DEADLINE EXTENDED TO 20TH NOVEMBER 2017! Inspired by the grand tours of classical musicians travelling through Europe and the goals of training and enriching...
By Marta Ceron
The Ulysses Network gathers 13 European institutes dedicated to promote and disseminate contemporary music, stimulate young composers’ creativity, as well as encourage the circulation of works, authors and performers.
The partners of the network:
Ircam – Institut de recherche et coordination acoustique/musique, Francia
Aldeburgh Music, United Kingdom
Estonian Philharmonic Chamber Choir (EPCC), Estonia
Divertimento Ensemble, Italy
Festival Flagey, Belgium
Gaudeamus Muziekweek, Holland
IEMA – Internationale Ensemble Modern Akademie, Germany
Opus XXI / HfMT, Germany
Internationales Musikinstitut Darmstadt (IMD), Germany
Fondation Royaumont, France
Time of Music, Finland
Ultima Festival, Norway
Ulysses is co-funded through the Creative Europe Programme of the European Union.
IRCAM is the coordinator of the network.
THE 2012-2016 QUADRIENNIUM
In the first four years (2012-2016) Divertimento Ensemble shared with the network four of their own musical projects, realised in Italy and performed at various European institutions:
In the same four years Divertimento Ensemble participated in four musical projects of other network partners:
THE 2016-2020 QUADRIENNIUM
The second four years period of Ulysses network is divided in five main activities:
Every year some young composeres, conductors, instrumentalists and singers have the possibility of participating free of charge in various education and performing activities (courses, workshops, master classes) organised by the network partners, thus undertaking a “Grand Tour” on the model of great XVIII century artists’ trip in order to make the most of the artistic and social diversity that characterises the European countries.
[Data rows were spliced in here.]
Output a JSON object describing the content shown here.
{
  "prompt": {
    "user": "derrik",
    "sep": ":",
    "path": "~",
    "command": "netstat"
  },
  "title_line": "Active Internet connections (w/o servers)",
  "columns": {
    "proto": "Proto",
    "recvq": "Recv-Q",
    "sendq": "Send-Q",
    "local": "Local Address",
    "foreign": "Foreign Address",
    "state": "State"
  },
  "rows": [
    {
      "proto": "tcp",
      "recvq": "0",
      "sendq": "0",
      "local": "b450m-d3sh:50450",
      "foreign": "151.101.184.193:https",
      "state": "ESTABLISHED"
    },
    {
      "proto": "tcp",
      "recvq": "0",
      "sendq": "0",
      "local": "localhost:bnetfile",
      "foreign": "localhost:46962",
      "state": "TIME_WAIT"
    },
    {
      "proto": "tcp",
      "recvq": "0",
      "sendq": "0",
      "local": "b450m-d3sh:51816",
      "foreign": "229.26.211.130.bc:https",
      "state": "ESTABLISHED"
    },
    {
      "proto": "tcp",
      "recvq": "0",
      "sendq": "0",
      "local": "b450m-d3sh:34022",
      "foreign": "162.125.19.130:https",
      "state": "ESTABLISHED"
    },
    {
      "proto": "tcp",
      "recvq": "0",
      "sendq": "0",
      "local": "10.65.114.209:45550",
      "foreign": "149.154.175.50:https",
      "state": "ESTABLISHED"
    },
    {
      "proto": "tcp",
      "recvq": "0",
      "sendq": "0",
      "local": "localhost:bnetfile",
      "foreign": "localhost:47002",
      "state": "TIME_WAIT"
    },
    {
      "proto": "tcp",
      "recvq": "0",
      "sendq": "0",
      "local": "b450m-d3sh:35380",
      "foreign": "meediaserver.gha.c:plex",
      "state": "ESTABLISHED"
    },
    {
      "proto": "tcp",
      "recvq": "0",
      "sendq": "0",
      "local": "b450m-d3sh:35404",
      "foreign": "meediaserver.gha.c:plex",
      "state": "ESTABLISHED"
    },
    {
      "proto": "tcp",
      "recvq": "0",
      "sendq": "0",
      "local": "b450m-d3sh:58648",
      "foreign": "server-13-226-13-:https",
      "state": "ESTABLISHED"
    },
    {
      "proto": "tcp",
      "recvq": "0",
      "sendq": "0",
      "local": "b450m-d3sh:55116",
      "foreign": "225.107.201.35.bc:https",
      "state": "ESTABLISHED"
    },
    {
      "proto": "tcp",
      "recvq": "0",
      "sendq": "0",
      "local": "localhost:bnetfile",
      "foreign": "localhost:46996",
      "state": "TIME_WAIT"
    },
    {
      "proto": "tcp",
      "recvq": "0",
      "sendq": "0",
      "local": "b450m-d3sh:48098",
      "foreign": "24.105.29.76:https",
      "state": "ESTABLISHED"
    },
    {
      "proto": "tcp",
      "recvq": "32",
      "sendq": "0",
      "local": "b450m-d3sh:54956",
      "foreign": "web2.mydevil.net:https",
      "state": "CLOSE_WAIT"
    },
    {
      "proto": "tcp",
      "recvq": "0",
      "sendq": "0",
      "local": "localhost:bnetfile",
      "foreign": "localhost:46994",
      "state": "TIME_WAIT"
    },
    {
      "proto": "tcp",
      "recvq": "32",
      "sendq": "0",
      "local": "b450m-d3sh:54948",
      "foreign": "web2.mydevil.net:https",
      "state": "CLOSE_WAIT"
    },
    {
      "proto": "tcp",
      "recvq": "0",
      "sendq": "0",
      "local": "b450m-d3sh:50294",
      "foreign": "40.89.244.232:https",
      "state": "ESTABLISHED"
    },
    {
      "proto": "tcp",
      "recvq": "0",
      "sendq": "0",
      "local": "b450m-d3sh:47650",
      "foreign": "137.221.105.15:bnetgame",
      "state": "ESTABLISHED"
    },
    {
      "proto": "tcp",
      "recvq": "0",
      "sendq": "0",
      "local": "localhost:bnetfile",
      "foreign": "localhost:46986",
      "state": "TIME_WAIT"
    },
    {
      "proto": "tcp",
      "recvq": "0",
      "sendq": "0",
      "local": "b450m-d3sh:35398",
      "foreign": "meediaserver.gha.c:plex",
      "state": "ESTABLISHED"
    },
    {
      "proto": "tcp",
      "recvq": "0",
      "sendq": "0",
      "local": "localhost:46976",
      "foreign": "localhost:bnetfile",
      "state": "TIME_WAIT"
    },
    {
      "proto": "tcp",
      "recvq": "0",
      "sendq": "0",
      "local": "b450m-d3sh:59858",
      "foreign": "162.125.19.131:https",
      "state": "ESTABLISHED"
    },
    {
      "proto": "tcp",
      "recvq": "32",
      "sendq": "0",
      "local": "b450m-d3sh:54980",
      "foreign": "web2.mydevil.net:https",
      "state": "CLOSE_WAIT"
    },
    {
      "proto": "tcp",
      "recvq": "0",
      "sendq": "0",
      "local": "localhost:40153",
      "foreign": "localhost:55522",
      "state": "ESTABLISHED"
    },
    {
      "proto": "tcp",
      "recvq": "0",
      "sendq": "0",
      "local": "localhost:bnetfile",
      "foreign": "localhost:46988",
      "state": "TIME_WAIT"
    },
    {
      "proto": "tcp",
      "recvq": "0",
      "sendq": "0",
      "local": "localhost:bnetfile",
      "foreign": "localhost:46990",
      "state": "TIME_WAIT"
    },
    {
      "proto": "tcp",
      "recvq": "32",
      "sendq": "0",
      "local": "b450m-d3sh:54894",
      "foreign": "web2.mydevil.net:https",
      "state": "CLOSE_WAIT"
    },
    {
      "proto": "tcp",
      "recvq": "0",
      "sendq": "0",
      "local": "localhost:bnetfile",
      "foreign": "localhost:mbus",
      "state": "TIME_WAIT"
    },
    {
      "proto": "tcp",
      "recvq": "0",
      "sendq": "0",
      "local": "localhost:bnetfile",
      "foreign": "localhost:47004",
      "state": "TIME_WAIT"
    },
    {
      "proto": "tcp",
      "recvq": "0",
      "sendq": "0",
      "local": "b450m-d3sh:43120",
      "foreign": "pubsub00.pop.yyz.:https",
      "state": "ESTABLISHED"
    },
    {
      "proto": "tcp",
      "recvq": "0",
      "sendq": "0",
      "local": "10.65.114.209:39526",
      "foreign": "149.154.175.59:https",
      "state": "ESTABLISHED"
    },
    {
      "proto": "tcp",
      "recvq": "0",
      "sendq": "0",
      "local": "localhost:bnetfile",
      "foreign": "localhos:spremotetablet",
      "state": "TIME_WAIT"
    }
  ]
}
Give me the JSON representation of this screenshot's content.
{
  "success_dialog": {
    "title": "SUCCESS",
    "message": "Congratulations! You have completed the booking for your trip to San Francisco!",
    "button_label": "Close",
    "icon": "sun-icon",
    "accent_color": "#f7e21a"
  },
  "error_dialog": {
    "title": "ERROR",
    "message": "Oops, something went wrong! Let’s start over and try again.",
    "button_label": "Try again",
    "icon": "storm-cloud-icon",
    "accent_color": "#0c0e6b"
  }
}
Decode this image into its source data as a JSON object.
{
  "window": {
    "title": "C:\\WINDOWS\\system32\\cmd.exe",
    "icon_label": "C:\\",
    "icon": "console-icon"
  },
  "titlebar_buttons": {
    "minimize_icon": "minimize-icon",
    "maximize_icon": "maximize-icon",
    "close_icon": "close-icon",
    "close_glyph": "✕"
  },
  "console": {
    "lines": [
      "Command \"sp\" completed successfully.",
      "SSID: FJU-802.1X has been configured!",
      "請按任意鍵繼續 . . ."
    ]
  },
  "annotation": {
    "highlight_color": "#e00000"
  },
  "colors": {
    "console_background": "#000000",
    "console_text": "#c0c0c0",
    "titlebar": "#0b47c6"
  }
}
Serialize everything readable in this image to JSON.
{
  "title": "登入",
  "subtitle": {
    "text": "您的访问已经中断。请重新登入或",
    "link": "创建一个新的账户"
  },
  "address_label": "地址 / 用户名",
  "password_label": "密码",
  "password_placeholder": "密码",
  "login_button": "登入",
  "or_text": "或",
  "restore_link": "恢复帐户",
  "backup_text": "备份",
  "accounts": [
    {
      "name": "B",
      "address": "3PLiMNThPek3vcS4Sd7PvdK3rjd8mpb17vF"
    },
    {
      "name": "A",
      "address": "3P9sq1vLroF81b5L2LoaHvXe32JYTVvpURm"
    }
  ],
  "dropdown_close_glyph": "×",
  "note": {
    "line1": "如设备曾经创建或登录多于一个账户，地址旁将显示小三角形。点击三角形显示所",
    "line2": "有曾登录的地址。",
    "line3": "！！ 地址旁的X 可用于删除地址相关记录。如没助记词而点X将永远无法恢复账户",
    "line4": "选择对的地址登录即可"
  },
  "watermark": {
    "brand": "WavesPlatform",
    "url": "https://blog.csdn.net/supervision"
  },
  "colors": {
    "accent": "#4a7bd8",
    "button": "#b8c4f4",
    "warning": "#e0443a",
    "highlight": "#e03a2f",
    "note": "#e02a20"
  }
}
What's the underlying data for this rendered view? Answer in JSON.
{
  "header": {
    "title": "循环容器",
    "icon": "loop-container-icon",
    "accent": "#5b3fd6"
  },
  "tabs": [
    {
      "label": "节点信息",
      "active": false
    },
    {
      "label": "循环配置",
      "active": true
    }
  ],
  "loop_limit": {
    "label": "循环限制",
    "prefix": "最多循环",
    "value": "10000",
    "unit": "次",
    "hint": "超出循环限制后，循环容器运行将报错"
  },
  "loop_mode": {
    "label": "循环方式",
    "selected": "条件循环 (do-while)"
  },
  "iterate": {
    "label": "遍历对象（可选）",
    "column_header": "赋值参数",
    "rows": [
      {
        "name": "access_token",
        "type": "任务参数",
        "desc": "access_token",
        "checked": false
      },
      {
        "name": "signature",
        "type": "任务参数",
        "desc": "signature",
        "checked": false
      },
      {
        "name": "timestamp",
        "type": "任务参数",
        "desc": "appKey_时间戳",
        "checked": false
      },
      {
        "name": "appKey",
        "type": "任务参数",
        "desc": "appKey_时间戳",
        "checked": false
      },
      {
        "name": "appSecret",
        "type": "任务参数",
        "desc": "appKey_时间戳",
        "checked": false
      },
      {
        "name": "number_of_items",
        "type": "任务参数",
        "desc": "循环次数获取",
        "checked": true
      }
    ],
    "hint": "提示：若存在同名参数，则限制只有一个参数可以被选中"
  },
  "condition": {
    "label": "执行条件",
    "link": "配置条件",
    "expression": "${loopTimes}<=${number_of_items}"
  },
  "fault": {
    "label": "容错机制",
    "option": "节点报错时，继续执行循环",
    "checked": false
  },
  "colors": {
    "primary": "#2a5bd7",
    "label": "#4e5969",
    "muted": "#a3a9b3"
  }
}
The Ulysses-Ensemble themselves, which will be formed every year through a selection, will make a “Grand Tour” working with famous conductors and performing in various festivals of the network.
Every year Ulysses will commission young composers selected by the artistic committee of the network with new compositions.
The goal is to organize activities that contribute to targeting and attracting new audiences, deepening the experience of returning audiences and, finally, creating long lasting audience fidelity. Audiences of all ages will be offered activities that will take them from a first encounter with an artist (or a work) to a deeper understanding through activities that: 1) aim to place the artist’s work in a wider context – through encounters, lectures and seminars covering historical, social and aesthetic aspects; 2) provide participatory activities enabling the audiences to have “first hand” experiences of the creative process.
Knowledge Transfer collects topics and activities regarding contemporary music as for its production, transmission and inclusion in the musical and social context.
These are some of the topics: feedback between performers and composers, curating and programming, historically informed performance practice, reflection on teaching and tutoring, strategies for making available material/sources, new music and other arts/and other media, artistic research for performers and as a form of arts/science mediation.
Audience Research – This activity aims to analyze and understand various aspects of the enjoyment of contemporary music concerts by the audience.
An IKI (Institut für Kulturelle Innovationsforschung, Hamburg) doctoral student will consult, study and interview all partners on this subject with a focus on the specific topic of audience building for contemporary music. For specific studies or research, complementary “expert competences” (Max Planck, Freie Universität Berlin etc.) will be consulted.
One of the goals will be to analyze the motivations or criteria used by audiences to make their decisions as to what concerts to go to. This will include examining “life style” criteria such as: the “expert”, the “good listener”, the “innovation fan”, the “wanna be” etc.
Another goal will concern how the works are presented to the public. This implies identifying novel approaches to artistic programming, exploiting a variety of ensemble configurations, work formats, and a creativ